▶ [WHAT YOU NEED TO DO]
On how many lines of the data below does the word "scrollbar" appear? Reply with the number only.

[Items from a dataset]
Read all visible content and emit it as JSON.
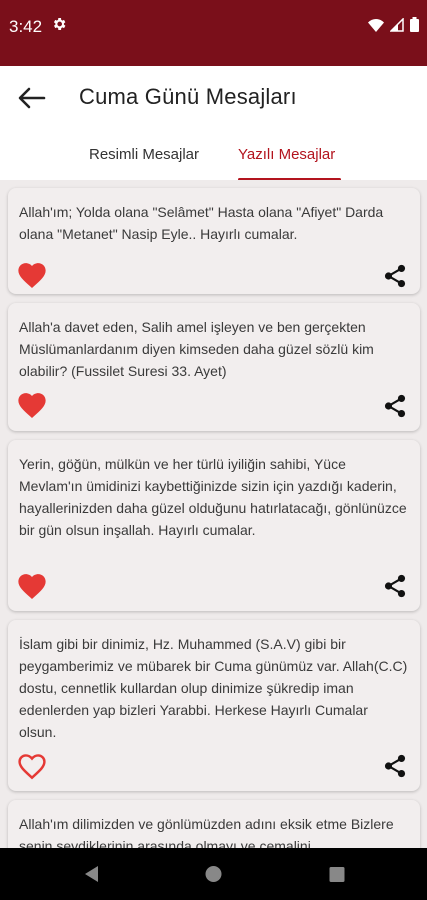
{
  "status": {
    "time": "3:42"
  },
  "header": {
    "title": "Cuma Günü Mesajları"
  },
  "tabs": [
    {
      "label": "Resimli Mesajlar"
    },
    {
      "label": "Yazılı Mesajlar"
    }
  ],
  "colors": {
    "brand": "#7a0f1a",
    "accent": "#b3141e",
    "heart": "#e53935"
  },
  "messages": [
    {
      "text": "Allah'ım; Yolda olana \"Selâmet\" Hasta olana \"Afiyet\" Darda olana \"Metanet\" Nasip Eyle.. Hayırlı cumalar.",
      "liked": true
    },
    {
      "text": "Allah'a davet eden, Salih amel işleyen ve ben gerçekten Müslümanlardanım diyen kimseden daha güzel sözlü kim olabilir? (Fussilet Suresi 33. Ayet)",
      "liked": true
    },
    {
      "text": "Yerin, göğün, mülkün ve her türlü iyiliğin sahibi, Yüce Mevlam'ın ümidinizi kaybettiğinizde sizin için yazdığı kaderin, hayallerinizden daha güzel olduğunu hatırlatacağı, gönlünüzce bir gün olsun inşallah. Hayırlı cumalar.",
      "liked": true
    },
    {
      "text": "İslam gibi bir dinimiz, Hz. Muhammed (S.A.V) gibi bir peygamberimiz ve mübarek bir Cuma günümüz var. Allah(C.C) dostu, cennetlik kullardan olup dinimize şükredip iman edenlerden yap bizleri Yarabbi. Herkese Hayırlı Cumalar olsun.",
      "liked": false
    },
    {
      "text": "Allah'ım dilimizden ve gönlümüzden adını eksik etme Bizlere senin sevdiklerinin arasında olmayı ve cemalini",
      "liked": false
    }
  ]
}
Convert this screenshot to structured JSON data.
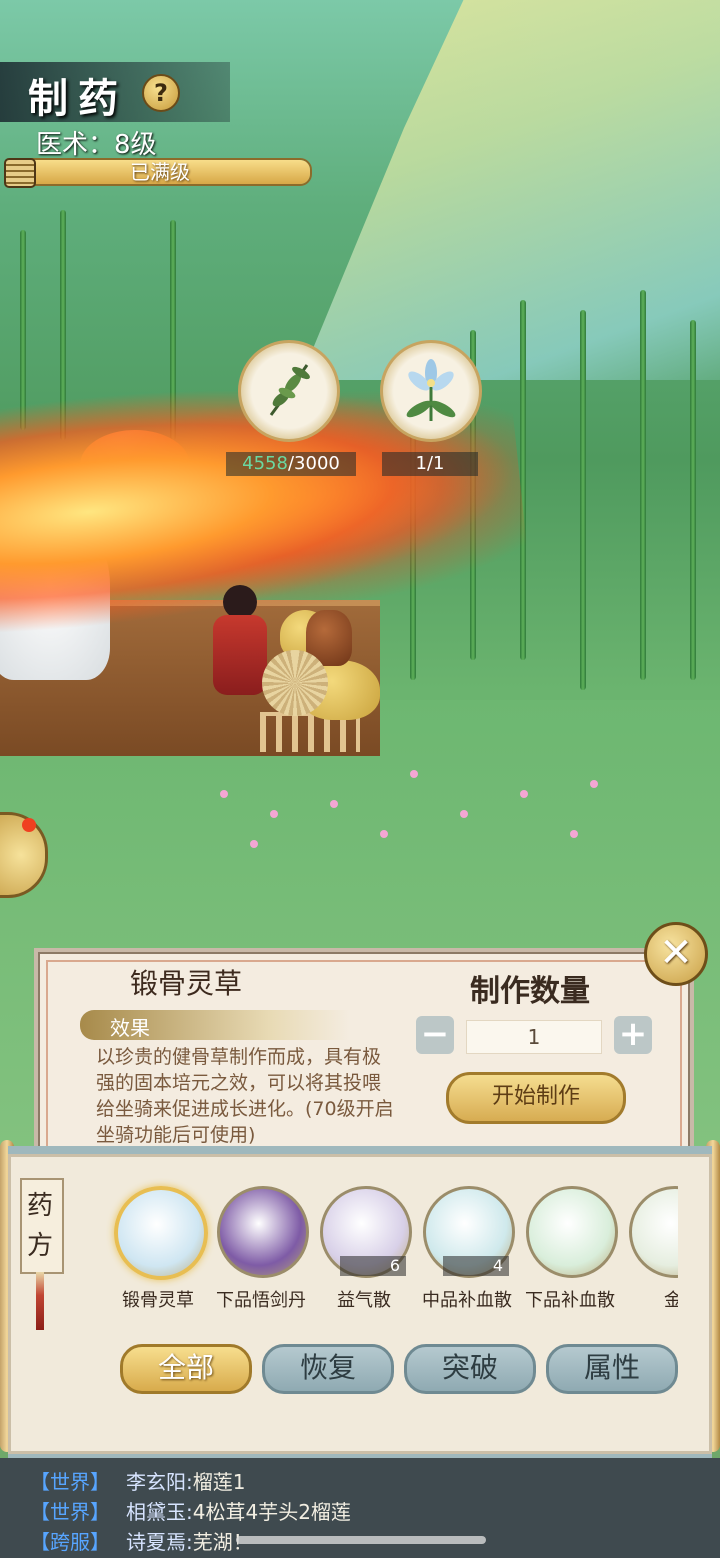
{
  "skill": {
    "title": "制药",
    "help": "?",
    "level_text": "医术：8级",
    "level_status": "已满级",
    "progress_fraction": 1.0
  },
  "ingredients": [
    {
      "icon": "herb-leaf-icon",
      "have": "4558",
      "need": "/3000"
    },
    {
      "icon": "blue-flower-icon",
      "have": "1/1",
      "need": ""
    }
  ],
  "detail": {
    "name": "锻骨灵草",
    "effect_label": "效果",
    "description": "以珍贵的健骨草制作而成，具有极强的固本培元之效，可以将其投喂给坐骑来促进成长进化。(70级开启坐骑功能后可使用)",
    "quantity_title": "制作数量",
    "minus": "−",
    "plus": "+",
    "quantity": "1",
    "start_label": "开始制作",
    "close": "✕"
  },
  "recipe": {
    "tab_label": "药方",
    "items": [
      {
        "name": "锻骨灵草",
        "count": "",
        "color": "#cfe6f2",
        "icon": "blue-flower-icon",
        "selected": true
      },
      {
        "name": "下品悟剑丹",
        "count": "",
        "color": "#7e5ba6",
        "icon": "orb-icon",
        "selected": false
      },
      {
        "name": "益气散",
        "count": "6",
        "color": "#d8d0e8",
        "icon": "vase-icon",
        "selected": false
      },
      {
        "name": "中品补血散",
        "count": "4",
        "color": "#cfe9ec",
        "icon": "powder-icon",
        "selected": false
      },
      {
        "name": "下品补血散",
        "count": "",
        "color": "#d9eedb",
        "icon": "powder-icon",
        "selected": false
      },
      {
        "name": "金",
        "count": "",
        "color": "#e6eee0",
        "icon": "powder-icon",
        "selected": false
      }
    ],
    "filters": [
      "全部",
      "恢复",
      "突破",
      "属性"
    ]
  },
  "chat": [
    {
      "channel": "【世界】",
      "name": "李玄阳:",
      "text": "榴莲1"
    },
    {
      "channel": "【世界】",
      "name": "相黛玉:",
      "text": "4松茸4芋头2榴莲"
    },
    {
      "channel": "【跨服】",
      "name": "诗夏焉:",
      "text": "芜湖！"
    }
  ],
  "colors": {
    "gold": "#d7a847",
    "panel": "#f4ece0",
    "chat_channel": "#57a5ff"
  }
}
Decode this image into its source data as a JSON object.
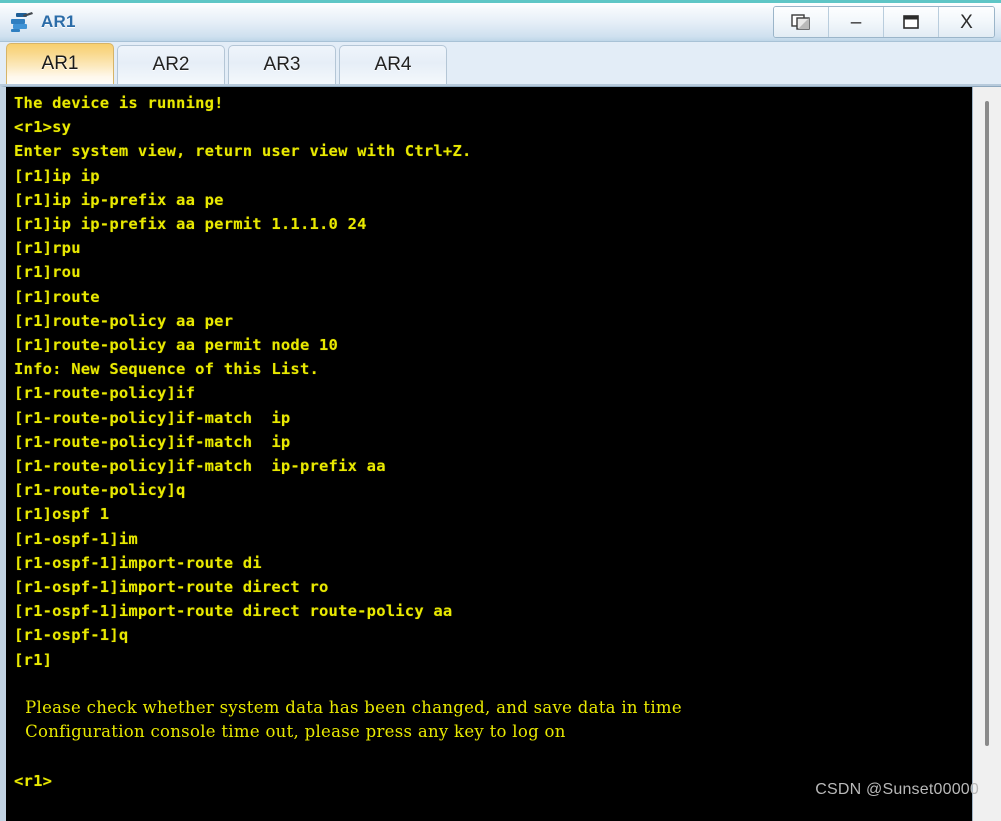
{
  "window": {
    "title": "AR1",
    "icon": "router-icon",
    "controls": [
      {
        "name": "restore-window-button",
        "icon": "restore-icon",
        "label": ""
      },
      {
        "name": "minimize-window-button",
        "icon": "minimize-icon",
        "label": "–"
      },
      {
        "name": "maximize-window-button",
        "icon": "maximize-icon",
        "label": ""
      },
      {
        "name": "close-window-button",
        "icon": "close-icon",
        "label": "X"
      }
    ]
  },
  "tabs": [
    {
      "label": "AR1",
      "active": true
    },
    {
      "label": "AR2",
      "active": false
    },
    {
      "label": "AR3",
      "active": false
    },
    {
      "label": "AR4",
      "active": false
    }
  ],
  "terminal": {
    "text_color": "#e9e900",
    "background_color": "#000000",
    "lines": [
      "The device is running!",
      "",
      "<r1>sy",
      "Enter system view, return user view with Ctrl+Z.",
      "[r1]ip ip",
      "[r1]ip ip-prefix aa pe",
      "[r1]ip ip-prefix aa permit 1.1.1.0 24",
      "[r1]rpu",
      "[r1]rou",
      "[r1]route",
      "[r1]route-policy aa per",
      "[r1]route-policy aa permit node 10",
      "Info: New Sequence of this List.",
      "[r1-route-policy]if",
      "[r1-route-policy]if-match  ip",
      "[r1-route-policy]if-match  ip",
      "[r1-route-policy]if-match  ip-prefix aa",
      "[r1-route-policy]q",
      "[r1]ospf 1",
      "[r1-ospf-1]im",
      "[r1-ospf-1]import-route di",
      "[r1-ospf-1]import-route direct ro",
      "[r1-ospf-1]import-route direct route-policy aa",
      "[r1-ospf-1]q",
      "[r1]"
    ],
    "notices": [
      "  Please check whether system data has been changed, and save data in time",
      "",
      "  Configuration console time out, please press any key to log on"
    ],
    "final_prompt": "<r1>",
    "scrollbar": {
      "name": "vertical-scrollbar"
    }
  },
  "watermark": {
    "text": "CSDN @Sunset00000"
  }
}
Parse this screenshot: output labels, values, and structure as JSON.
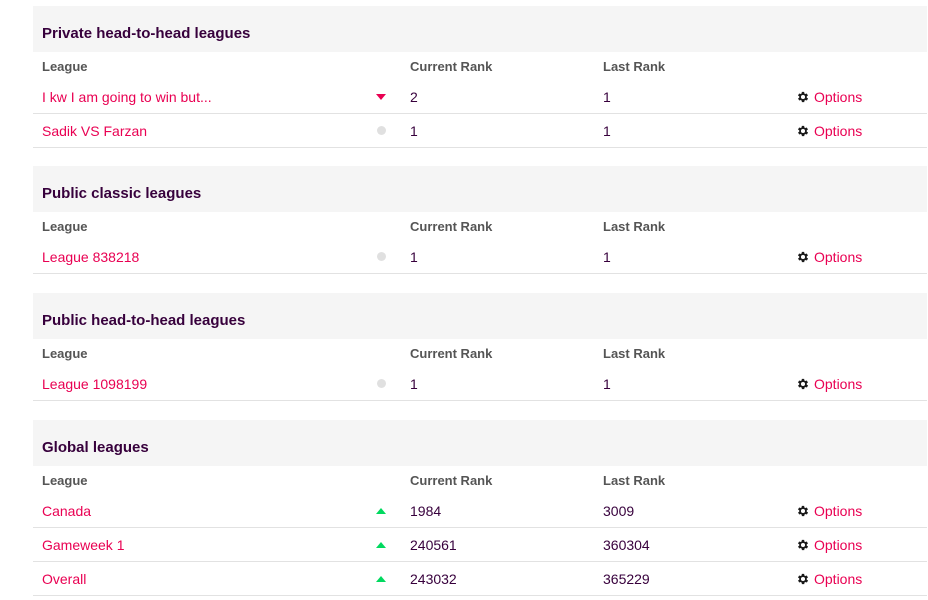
{
  "sections": [
    {
      "title": "Private head-to-head leagues",
      "columns": {
        "league": "League",
        "current": "Current Rank",
        "last": "Last Rank"
      },
      "rows": [
        {
          "name": "I kw I am going to win but...",
          "movement": "down",
          "current": "2",
          "last": "1",
          "options": "Options"
        },
        {
          "name": "Sadik VS Farzan",
          "movement": "same",
          "current": "1",
          "last": "1",
          "options": "Options"
        }
      ]
    },
    {
      "title": "Public classic leagues",
      "columns": {
        "league": "League",
        "current": "Current Rank",
        "last": "Last Rank"
      },
      "rows": [
        {
          "name": "League 838218",
          "movement": "same",
          "current": "1",
          "last": "1",
          "options": "Options"
        }
      ]
    },
    {
      "title": "Public head-to-head leagues",
      "columns": {
        "league": "League",
        "current": "Current Rank",
        "last": "Last Rank"
      },
      "rows": [
        {
          "name": "League 1098199",
          "movement": "same",
          "current": "1",
          "last": "1",
          "options": "Options"
        }
      ]
    },
    {
      "title": "Global leagues",
      "columns": {
        "league": "League",
        "current": "Current Rank",
        "last": "Last Rank"
      },
      "rows": [
        {
          "name": "Canada",
          "movement": "up",
          "current": "1984",
          "last": "3009",
          "options": "Options"
        },
        {
          "name": "Gameweek 1",
          "movement": "up",
          "current": "240561",
          "last": "360304",
          "options": "Options"
        },
        {
          "name": "Overall",
          "movement": "up",
          "current": "243032",
          "last": "365229",
          "options": "Options"
        }
      ]
    }
  ],
  "icons": {
    "options": "gear-icon",
    "up": "triangle-up-icon",
    "down": "triangle-down-icon",
    "same": "dot-icon"
  },
  "colors": {
    "link": "#e90052",
    "up": "#01d95f",
    "down": "#e90052",
    "same": "#e0e0e0",
    "header_bg": "#f5f5f5"
  }
}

▶ [ANSWER FOR THIS EXERCISE]
2